Support school nurses who can improve kids' health.
IOM identified one out of three children as having a weight problem. Of course, the weight issue itself is just the tip of the iceberg. Diabetes, high blood pressure, asthma and other chronic conditions often come as part of the package.
For children's health advocates, it's relatively easy to gain support for legislation to regulate school lunches, vending machines and physical education programs because those mandates sound like such good ideas. Who wouldn't want to add more vegetables to the cafeteria menu? What's become more difficult is to find a practical funding mechanism for all the great ideas that are supposed to make our kids healthier.
REACH MORE KIDS
One great idea that receives little attention is the case for providing adequate school nurse programs. Far too many schools lack regular access to a school nurse because tight budgets simply won't allow it. As more and more students are diagnosed with chronic health issues, the need for nurses during the school day is only increasing.
Considering the rise in chronic conditions, the country's 73,000 school nurses must do far more these days than bandage up playground cuts and scrapes, according to the National Association of School Nurses.
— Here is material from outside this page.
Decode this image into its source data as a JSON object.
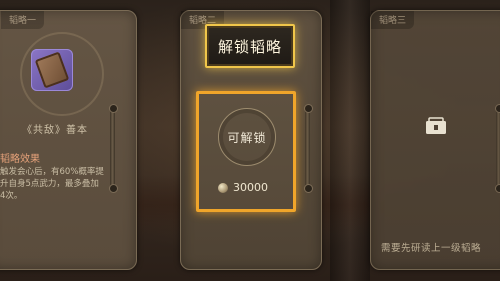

Among schoolchildren: 32% are obese or overweight; 13% take a prescription drug; 10% have asthma; 5% have food allergies; 5% have seizures; and many more have other daily health issues.
Nursing care can be critical for the diabetic child who suddenly feels faint in math class or the child with food allergies who suddenly can't breathe. While teachers and staff are typically trained to call 9-1-1 for emergencies, they aren't equipped to provide immediate care.
FUNDING SCHOOL NURSES
Unfortunately, funding for nursing resources often comes from local school districts and state budgets, which are clearly struggling today. From 1999 to 2009, 38 states found a way to increase the number of school nurses, so that's good news.
Vermont has the best student-to-nurse ratio with one nurse for every 396 kids. In Michigan-the state with the leanest program-each school nurse is responsible for 4,411 students.
Here is a perfect opportunity for health plans and their case managers to get active. No doubt the school nurse would appreciate and welcome the support of your data-driven information and best practices.
If you want to evolve from being an old-school insurer to being a "health company," here's your chance. Why not get your telemedicine program installed in a school clinic and connect kids and caregivers during the school day?
If health plans are willing to fund embedded nurses in primary care practices, then the school setting should also be considered as a site where a little high-touch care could go a long way.
Julie Miller is editor-in-chief of MANAGED HEALTHCARE EXECUTIVE. She can be reached at firstname.lastname@example.org